  • At the beginning of October 2016 the HCPC and NHS Scotland Counter Fraud Services signed a memorandum of understanding (MOU) to assist joint working when carrying out investigations which will undoubtedly assist with the expeditious progression of cases http://www.hcpc-uk.org/mediaandevents/news/index.asp?id=781.
  • On 3 October 2016 HCPC launched a consultation on revising their guidance confidentiality, Continuing Professional Development and social media for registrants. These consultations will close on 13 January 2017 http://www.hcpc-uk.org/aboutus/consultations/

Nursing and Midwifery Council (NMC)

  • On 25 October 2016 the NMC launched a consultation into proposed changes to fitness to practise processes. The NMC say the proposals are designed to make the regulator more efficient and effective and will allow case examiners to issue warnings and recommend undertakings. The NMC is also seeking views on its approach to reviewing decisions where there has been a finding of no case to answer. The consultation is open until 19 December 2016 https://www.nmc.org.uk/about-us/consultations/current-consultations/modernising-fitness-to-practise/

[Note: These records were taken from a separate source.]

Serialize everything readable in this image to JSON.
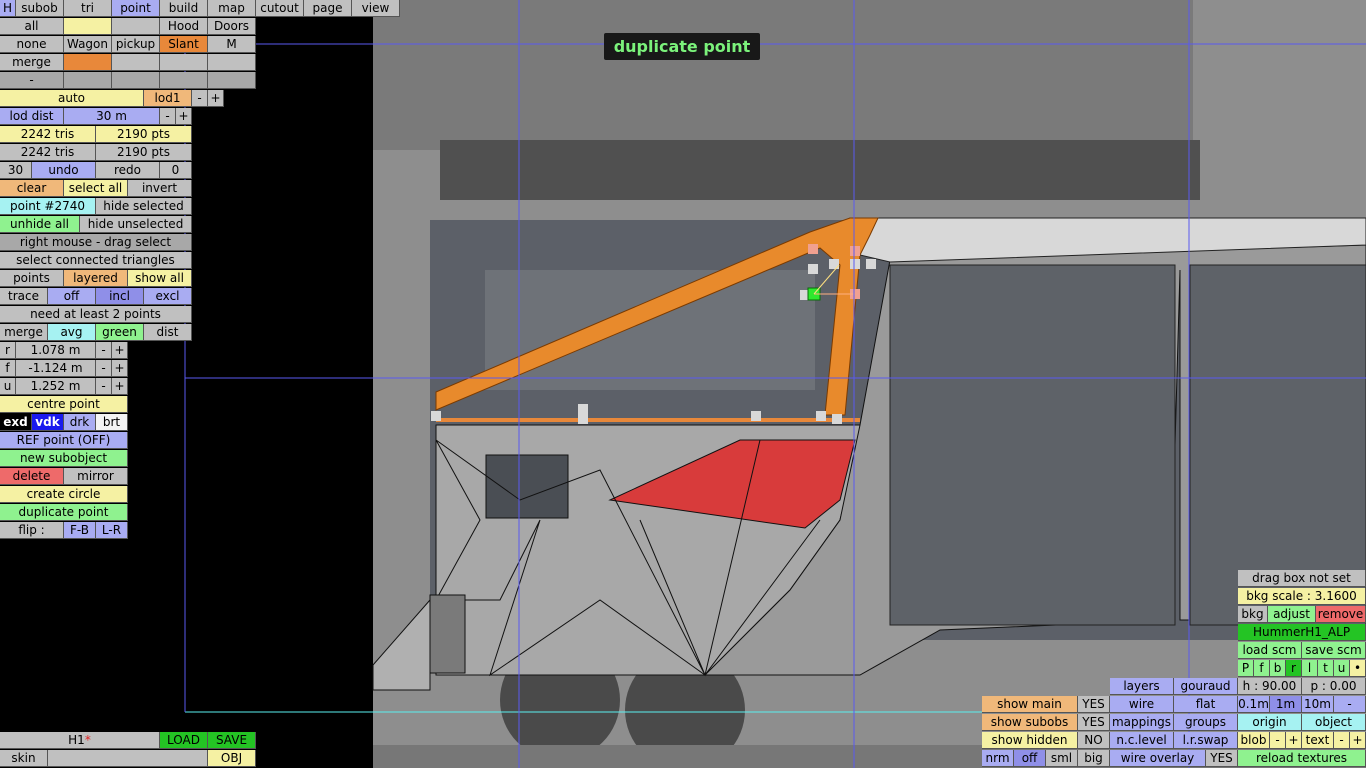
{
  "toast": "duplicate point",
  "colors": {
    "accent_point": "#a9acf2",
    "selected_orange": "#e8883a",
    "green": "#8ff28f",
    "red": "#ee6a6a"
  },
  "top_tabs": [
    "H",
    "subob",
    "tri",
    "point",
    "build",
    "map",
    "cutout",
    "page",
    "view"
  ],
  "row2": [
    "all",
    "",
    "Hood",
    "Doors"
  ],
  "row3": [
    "none",
    "Wagon",
    "pickup",
    "Slant",
    "M"
  ],
  "row4": [
    "merge"
  ],
  "row5": [
    "-"
  ],
  "lod": {
    "auto": "auto",
    "name": "lod1",
    "minus": "-",
    "plus": "+",
    "dist_label": "lod dist",
    "dist_value": "30 m"
  },
  "stats": {
    "tris1": "2242 tris",
    "pts1": "2190 pts",
    "tris2": "2242 tris",
    "pts2": "2190 pts"
  },
  "undo_row": {
    "count": "30",
    "undo": "undo",
    "redo": "redo",
    "redo_count": "0"
  },
  "select_row": {
    "clear": "clear",
    "select_all": "select all",
    "invert": "invert"
  },
  "point_row": {
    "point": "point #2740",
    "hide_selected": "hide selected"
  },
  "hide_row": {
    "unhide_all": "unhide all",
    "hide_unselected": "hide unselected"
  },
  "right_mouse": "right mouse - drag select",
  "select_connected": "select connected triangles",
  "points_row": {
    "points": "points",
    "layered": "layered",
    "show_all": "show all"
  },
  "trace_row": {
    "trace": "trace",
    "off": "off",
    "incl": "incl",
    "excl": "excl"
  },
  "need_points": "need at least 2 points",
  "merge_row": {
    "merge": "merge",
    "avg": "avg",
    "green": "green",
    "dist": "dist"
  },
  "coords": [
    {
      "axis": "r",
      "value": "1.078 m"
    },
    {
      "axis": "f",
      "value": "-1.124 m"
    },
    {
      "axis": "u",
      "value": "1.252 m"
    }
  ],
  "centre_point": "centre point",
  "modes": {
    "exd": "exd",
    "vdk": "vdk",
    "drk": "drk",
    "brt": "brt"
  },
  "ref_point": "REF point (OFF)",
  "new_subobject": "new subobject",
  "delete_mirror": {
    "delete": "delete",
    "mirror": "mirror"
  },
  "create_circle": "create circle",
  "duplicate_point": "duplicate point",
  "flip": {
    "label": "flip :",
    "fb": "F-B",
    "lr": "L-R"
  },
  "bottom_left": {
    "file": "H1",
    "modified": "*",
    "load": "LOAD",
    "save": "SAVE",
    "skin": "skin",
    "obj": "OBJ"
  },
  "right_panel": {
    "drag_box": "drag box not set",
    "bkg_scale": "bkg scale : 3.1600",
    "bkg": "bkg",
    "adjust": "adjust",
    "remove": "remove",
    "scm_name": "HummerH1_ALP",
    "load_scm": "load scm",
    "save_scm": "save scm",
    "views": [
      "P",
      "f",
      "b",
      "r",
      "l",
      "t",
      "u",
      "•"
    ],
    "h": "h : 90.00",
    "p": "p : 0.00",
    "grid": [
      "0.1m",
      "1m",
      "10m",
      "-"
    ],
    "origin": "origin",
    "object": "object",
    "blob": "blob",
    "text": "text",
    "minus": "-",
    "plus": "+",
    "reload": "reload textures"
  },
  "display_panel": {
    "show_main": "show main",
    "show_main_v": "YES",
    "show_subobs": "show subobs",
    "show_subobs_v": "YES",
    "show_hidden": "show hidden",
    "show_hidden_v": "NO",
    "nrm": "nrm",
    "off": "off",
    "sml": "sml",
    "big": "big",
    "layers": "layers",
    "gouraud": "gouraud",
    "wire": "wire",
    "flat": "flat",
    "mappings": "mappings",
    "groups": "groups",
    "nc_level": "n.c.level",
    "lr_swap": "l.r.swap",
    "wire_overlay": "wire overlay",
    "wire_overlay_v": "YES"
  }
}
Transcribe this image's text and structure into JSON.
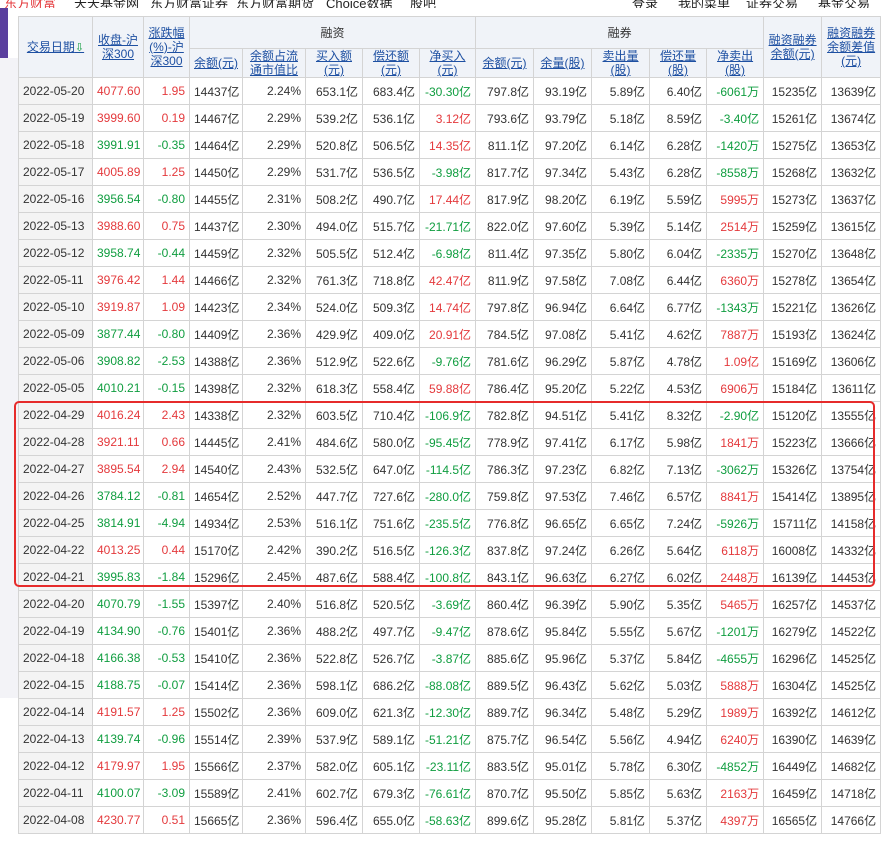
{
  "top_nav": {
    "items": [
      "东方财富",
      "天天基金网",
      "东方财富证券",
      "东方财富期货",
      "Choice数据",
      "股吧",
      "登录",
      "我的菜单",
      "证券交易",
      "基金交易"
    ]
  },
  "table": {
    "headers": {
      "date": "交易日期",
      "close": "收盘-沪深300",
      "change": "涨跌幅(%)-沪深300",
      "financing_group": "融资",
      "securities_group": "融券",
      "margin_balance": "融资融券余额(元)",
      "margin_diff": "融资融券余额差值(元)",
      "fin_balance": "余额(元)",
      "fin_ratio": "余额占流通市值比",
      "fin_buy": "买入额(元)",
      "fin_repay": "偿还额(元)",
      "fin_net": "净买入(元)",
      "sec_balance": "余额(元)",
      "sec_volume": "余量(股)",
      "sec_sell": "卖出量(股)",
      "sec_repay": "偿还量(股)",
      "sec_net": "净卖出(股)"
    },
    "rows": [
      {
        "date": "2022-05-20",
        "close": "4077.60",
        "chg": "1.95",
        "fb": "14437亿",
        "fr": "2.24%",
        "buy": "653.1亿",
        "repay": "683.4亿",
        "net": "-30.30亿",
        "sb": "797.8亿",
        "sv": "93.19亿",
        "ss": "5.89亿",
        "sr": "6.40亿",
        "sn": "-6061万",
        "tot": "15235亿",
        "diff": "13639亿"
      },
      {
        "date": "2022-05-19",
        "close": "3999.60",
        "chg": "0.19",
        "fb": "14467亿",
        "fr": "2.29%",
        "buy": "539.2亿",
        "repay": "536.1亿",
        "net": "3.12亿",
        "sb": "793.6亿",
        "sv": "93.79亿",
        "ss": "5.18亿",
        "sr": "8.59亿",
        "sn": "-3.40亿",
        "tot": "15261亿",
        "diff": "13674亿"
      },
      {
        "date": "2022-05-18",
        "close": "3991.91",
        "chg": "-0.35",
        "fb": "14464亿",
        "fr": "2.29%",
        "buy": "520.8亿",
        "repay": "506.5亿",
        "net": "14.35亿",
        "sb": "811.1亿",
        "sv": "97.20亿",
        "ss": "6.14亿",
        "sr": "6.28亿",
        "sn": "-1420万",
        "tot": "15275亿",
        "diff": "13653亿"
      },
      {
        "date": "2022-05-17",
        "close": "4005.89",
        "chg": "1.25",
        "fb": "14450亿",
        "fr": "2.29%",
        "buy": "531.7亿",
        "repay": "536.5亿",
        "net": "-3.98亿",
        "sb": "817.7亿",
        "sv": "97.34亿",
        "ss": "5.43亿",
        "sr": "6.28亿",
        "sn": "-8558万",
        "tot": "15268亿",
        "diff": "13632亿"
      },
      {
        "date": "2022-05-16",
        "close": "3956.54",
        "chg": "-0.80",
        "fb": "14455亿",
        "fr": "2.31%",
        "buy": "508.2亿",
        "repay": "490.7亿",
        "net": "17.44亿",
        "sb": "817.9亿",
        "sv": "98.20亿",
        "ss": "6.19亿",
        "sr": "5.59亿",
        "sn": "5995万",
        "tot": "15273亿",
        "diff": "13637亿"
      },
      {
        "date": "2022-05-13",
        "close": "3988.60",
        "chg": "0.75",
        "fb": "14437亿",
        "fr": "2.30%",
        "buy": "494.0亿",
        "repay": "515.7亿",
        "net": "-21.71亿",
        "sb": "822.0亿",
        "sv": "97.60亿",
        "ss": "5.39亿",
        "sr": "5.14亿",
        "sn": "2514万",
        "tot": "15259亿",
        "diff": "13615亿"
      },
      {
        "date": "2022-05-12",
        "close": "3958.74",
        "chg": "-0.44",
        "fb": "14459亿",
        "fr": "2.32%",
        "buy": "505.5亿",
        "repay": "512.4亿",
        "net": "-6.98亿",
        "sb": "811.4亿",
        "sv": "97.35亿",
        "ss": "5.80亿",
        "sr": "6.04亿",
        "sn": "-2335万",
        "tot": "15270亿",
        "diff": "13648亿"
      },
      {
        "date": "2022-05-11",
        "close": "3976.42",
        "chg": "1.44",
        "fb": "14466亿",
        "fr": "2.32%",
        "buy": "761.3亿",
        "repay": "718.8亿",
        "net": "42.47亿",
        "sb": "811.9亿",
        "sv": "97.58亿",
        "ss": "7.08亿",
        "sr": "6.44亿",
        "sn": "6360万",
        "tot": "15278亿",
        "diff": "13654亿"
      },
      {
        "date": "2022-05-10",
        "close": "3919.87",
        "chg": "1.09",
        "fb": "14423亿",
        "fr": "2.34%",
        "buy": "524.0亿",
        "repay": "509.3亿",
        "net": "14.74亿",
        "sb": "797.8亿",
        "sv": "96.94亿",
        "ss": "6.64亿",
        "sr": "6.77亿",
        "sn": "-1343万",
        "tot": "15221亿",
        "diff": "13626亿"
      },
      {
        "date": "2022-05-09",
        "close": "3877.44",
        "chg": "-0.80",
        "fb": "14409亿",
        "fr": "2.36%",
        "buy": "429.9亿",
        "repay": "409.0亿",
        "net": "20.91亿",
        "sb": "784.5亿",
        "sv": "97.08亿",
        "ss": "5.41亿",
        "sr": "4.62亿",
        "sn": "7887万",
        "tot": "15193亿",
        "diff": "13624亿"
      },
      {
        "date": "2022-05-06",
        "close": "3908.82",
        "chg": "-2.53",
        "fb": "14388亿",
        "fr": "2.36%",
        "buy": "512.9亿",
        "repay": "522.6亿",
        "net": "-9.76亿",
        "sb": "781.6亿",
        "sv": "96.29亿",
        "ss": "5.87亿",
        "sr": "4.78亿",
        "sn": "1.09亿",
        "tot": "15169亿",
        "diff": "13606亿"
      },
      {
        "date": "2022-05-05",
        "close": "4010.21",
        "chg": "-0.15",
        "fb": "14398亿",
        "fr": "2.32%",
        "buy": "618.3亿",
        "repay": "558.4亿",
        "net": "59.88亿",
        "sb": "786.4亿",
        "sv": "95.20亿",
        "ss": "5.22亿",
        "sr": "4.53亿",
        "sn": "6906万",
        "tot": "15184亿",
        "diff": "13611亿"
      },
      {
        "date": "2022-04-29",
        "close": "4016.24",
        "chg": "2.43",
        "fb": "14338亿",
        "fr": "2.32%",
        "buy": "603.5亿",
        "repay": "710.4亿",
        "net": "-106.9亿",
        "sb": "782.8亿",
        "sv": "94.51亿",
        "ss": "5.41亿",
        "sr": "8.32亿",
        "sn": "-2.90亿",
        "tot": "15120亿",
        "diff": "13555亿"
      },
      {
        "date": "2022-04-28",
        "close": "3921.11",
        "chg": "0.66",
        "fb": "14445亿",
        "fr": "2.41%",
        "buy": "484.6亿",
        "repay": "580.0亿",
        "net": "-95.45亿",
        "sb": "778.9亿",
        "sv": "97.41亿",
        "ss": "6.17亿",
        "sr": "5.98亿",
        "sn": "1841万",
        "tot": "15223亿",
        "diff": "13666亿"
      },
      {
        "date": "2022-04-27",
        "close": "3895.54",
        "chg": "2.94",
        "fb": "14540亿",
        "fr": "2.43%",
        "buy": "532.5亿",
        "repay": "647.0亿",
        "net": "-114.5亿",
        "sb": "786.3亿",
        "sv": "97.23亿",
        "ss": "6.82亿",
        "sr": "7.13亿",
        "sn": "-3062万",
        "tot": "15326亿",
        "diff": "13754亿"
      },
      {
        "date": "2022-04-26",
        "close": "3784.12",
        "chg": "-0.81",
        "fb": "14654亿",
        "fr": "2.52%",
        "buy": "447.7亿",
        "repay": "727.6亿",
        "net": "-280.0亿",
        "sb": "759.8亿",
        "sv": "97.53亿",
        "ss": "7.46亿",
        "sr": "6.57亿",
        "sn": "8841万",
        "tot": "15414亿",
        "diff": "13895亿"
      },
      {
        "date": "2022-04-25",
        "close": "3814.91",
        "chg": "-4.94",
        "fb": "14934亿",
        "fr": "2.53%",
        "buy": "516.1亿",
        "repay": "751.6亿",
        "net": "-235.5亿",
        "sb": "776.8亿",
        "sv": "96.65亿",
        "ss": "6.65亿",
        "sr": "7.24亿",
        "sn": "-5926万",
        "tot": "15711亿",
        "diff": "14158亿"
      },
      {
        "date": "2022-04-22",
        "close": "4013.25",
        "chg": "0.44",
        "fb": "15170亿",
        "fr": "2.42%",
        "buy": "390.2亿",
        "repay": "516.5亿",
        "net": "-126.3亿",
        "sb": "837.8亿",
        "sv": "97.24亿",
        "ss": "6.26亿",
        "sr": "5.64亿",
        "sn": "6118万",
        "tot": "16008亿",
        "diff": "14332亿"
      },
      {
        "date": "2022-04-21",
        "close": "3995.83",
        "chg": "-1.84",
        "fb": "15296亿",
        "fr": "2.45%",
        "buy": "487.6亿",
        "repay": "588.4亿",
        "net": "-100.8亿",
        "sb": "843.1亿",
        "sv": "96.63亿",
        "ss": "6.27亿",
        "sr": "6.02亿",
        "sn": "2448万",
        "tot": "16139亿",
        "diff": "14453亿"
      },
      {
        "date": "2022-04-20",
        "close": "4070.79",
        "chg": "-1.55",
        "fb": "15397亿",
        "fr": "2.40%",
        "buy": "516.8亿",
        "repay": "520.5亿",
        "net": "-3.69亿",
        "sb": "860.4亿",
        "sv": "96.39亿",
        "ss": "5.90亿",
        "sr": "5.35亿",
        "sn": "5465万",
        "tot": "16257亿",
        "diff": "14537亿"
      },
      {
        "date": "2022-04-19",
        "close": "4134.90",
        "chg": "-0.76",
        "fb": "15401亿",
        "fr": "2.36%",
        "buy": "488.2亿",
        "repay": "497.7亿",
        "net": "-9.47亿",
        "sb": "878.6亿",
        "sv": "95.84亿",
        "ss": "5.55亿",
        "sr": "5.67亿",
        "sn": "-1201万",
        "tot": "16279亿",
        "diff": "14522亿"
      },
      {
        "date": "2022-04-18",
        "close": "4166.38",
        "chg": "-0.53",
        "fb": "15410亿",
        "fr": "2.36%",
        "buy": "522.8亿",
        "repay": "526.7亿",
        "net": "-3.87亿",
        "sb": "885.6亿",
        "sv": "95.96亿",
        "ss": "5.37亿",
        "sr": "5.84亿",
        "sn": "-4655万",
        "tot": "16296亿",
        "diff": "14525亿"
      },
      {
        "date": "2022-04-15",
        "close": "4188.75",
        "chg": "-0.07",
        "fb": "15414亿",
        "fr": "2.36%",
        "buy": "598.1亿",
        "repay": "686.2亿",
        "net": "-88.08亿",
        "sb": "889.5亿",
        "sv": "96.43亿",
        "ss": "5.62亿",
        "sr": "5.03亿",
        "sn": "5888万",
        "tot": "16304亿",
        "diff": "14525亿"
      },
      {
        "date": "2022-04-14",
        "close": "4191.57",
        "chg": "1.25",
        "fb": "15502亿",
        "fr": "2.36%",
        "buy": "609.0亿",
        "repay": "621.3亿",
        "net": "-12.30亿",
        "sb": "889.7亿",
        "sv": "96.34亿",
        "ss": "5.48亿",
        "sr": "5.29亿",
        "sn": "1989万",
        "tot": "16392亿",
        "diff": "14612亿"
      },
      {
        "date": "2022-04-13",
        "close": "4139.74",
        "chg": "-0.96",
        "fb": "15514亿",
        "fr": "2.39%",
        "buy": "537.9亿",
        "repay": "589.1亿",
        "net": "-51.21亿",
        "sb": "875.7亿",
        "sv": "96.54亿",
        "ss": "5.56亿",
        "sr": "4.94亿",
        "sn": "6240万",
        "tot": "16390亿",
        "diff": "14639亿"
      },
      {
        "date": "2022-04-12",
        "close": "4179.97",
        "chg": "1.95",
        "fb": "15566亿",
        "fr": "2.37%",
        "buy": "582.0亿",
        "repay": "605.1亿",
        "net": "-23.11亿",
        "sb": "883.5亿",
        "sv": "95.01亿",
        "ss": "5.78亿",
        "sr": "6.30亿",
        "sn": "-4852万",
        "tot": "16449亿",
        "diff": "14682亿"
      },
      {
        "date": "2022-04-11",
        "close": "4100.07",
        "chg": "-3.09",
        "fb": "15589亿",
        "fr": "2.41%",
        "buy": "602.7亿",
        "repay": "679.3亿",
        "net": "-76.61亿",
        "sb": "870.7亿",
        "sv": "95.50亿",
        "ss": "5.85亿",
        "sr": "5.63亿",
        "sn": "2163万",
        "tot": "16459亿",
        "diff": "14718亿"
      },
      {
        "date": "2022-04-08",
        "close": "4230.77",
        "chg": "0.51",
        "fb": "15665亿",
        "fr": "2.36%",
        "buy": "596.4亿",
        "repay": "655.0亿",
        "net": "-58.63亿",
        "sb": "899.6亿",
        "sv": "95.28亿",
        "ss": "5.81亿",
        "sr": "5.37亿",
        "sn": "4397万",
        "tot": "16565亿",
        "diff": "14766亿"
      }
    ]
  },
  "colors": {
    "up": "#e4393c",
    "down": "#0f9d3f",
    "header_bg": "#f0f3f8",
    "highlight_border": "#e62b2b"
  },
  "icons": {
    "sort": "sort-down-arrow-icon"
  }
}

Solicitors Regulatory Authority (SRA)

  • The SRA has published initial ideas for improving the information available about law firms and solicitors, which could help consumers, make more informed choices and result in a more competitive legal sector. It suggests that consumers could benefit from information such as a solicitor’s qualifications or practice restrictions, complaints data and insurance claims. The SRA also considers what information law firms might want to publish voluntarily, such as quality marks and service prices. The SRA plans to consult on proposals in this area next year. http://www.sra.org.uk/sra/news/press/choice-paper-launch.page
  • The SRA has launched its latest consultation on a new single assessment for would be solicitors – the Solicitors Qualifying Examination (SQE). It proposes a substantial, rigorous set of assessments, covering knowledge of the law and legal processes, legal thinking, drafting, writing, presenting, negotiating, arguing a case and analysing claims and transactions. Under the proposed new system, candidates would be required to have a substantial period of workplace training. Intending solicitors would also be required to have a degree or equivalent qualification. http://www.sra.org.uk/sra/news/press/sqe-second-consultation-2016.page